Remember that three of the most important features of Ethereum include transparency, integrity, and suitability. Sounds like those three would fit very well into a well-operating government environment. In fact there are lots of places in government where Ethereum could really help. What about tax payments? You could actually pay your taxes using an Ethereum blockchain app, why not? You basically could just transfer cryptocurrency from your account to the government’s account.
It’s transparent, it’s auditable, and you can trust the fact that you’re paying it and the government knows that you paid it, easy-peasy right? What about government spending? Wouldn’t it be great if you were able to go look at your Senator’s or Representative’s payment or spending habits? You can go look on a public blockchain and actually trace through all the spending and figure out how much money went to study whether hamsters run faster or slower on a particular wheel.
Wouldn’t that be great? I don’t think that’s going to happen any time soon but hey, that’s one opportunity. What about voting? Have you ever heard of an election where the outcome was in question? Well, how about blockchain voting? Blockchain voting actually gives us the ability to eradicate many of the problems with other voting systems. One way that it would work is, we talked about different tokens, what if you created your own token, a voting token, and every citizen got one token.
And you can spend it one time on whomever you wanted. That’d be a great way to count the votes. You can make it anonymous because you don’t have to identify yourself if you don’t want to and simply say I’m going to vote for this person or that person, you vote once, can’t vote again. So that’s an example of how Ethereum could help with voting. Policy development is another area that’s rich in blockchain technology or rather that blockchain technology can really help.

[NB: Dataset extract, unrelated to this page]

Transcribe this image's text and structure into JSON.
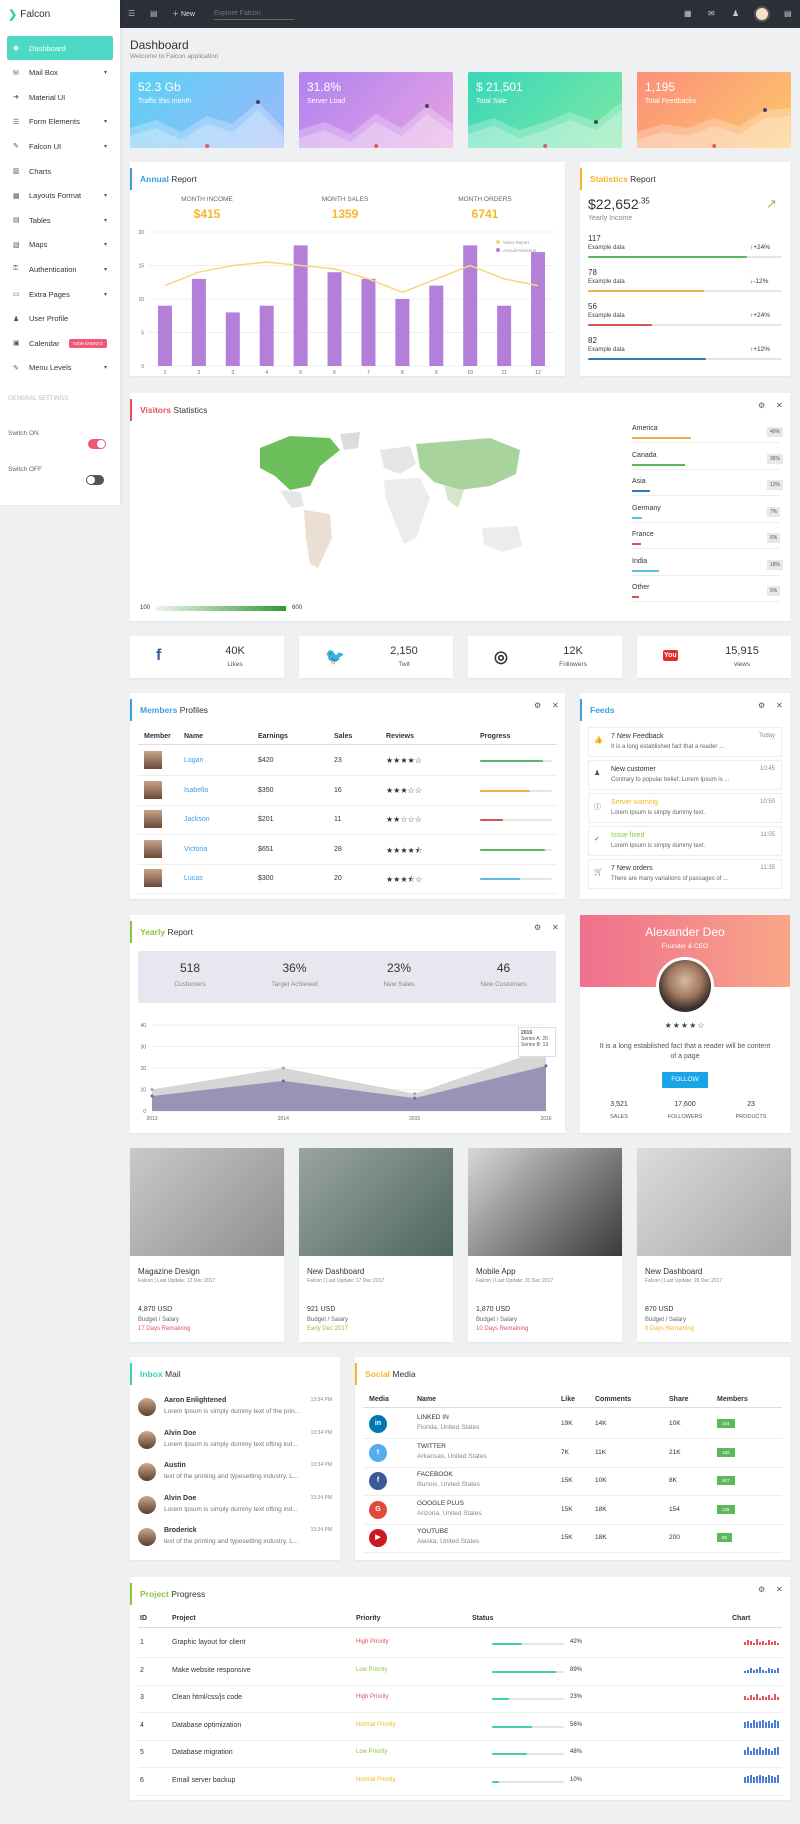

The reason behind that is that the more engagement that you foster with citizens the better the policies are going to be and the better those policies will be accepted. Blockchain is great crowdsourcing and community of involvement and allows for policy development based on lots of input from the citizen, the citizens that are going to be governed by that. And for a simple application, what about a notary?
Right now if you need something notarized, you have to take it in and have somebody actually stamp it and sign it saying yes I saw this but you could easily put all those decisions on the blockchain and the blockchain application could serve as a notary.
So these are just a few examples of how the properties of integrity, auditability, and transparency can help make for better governments.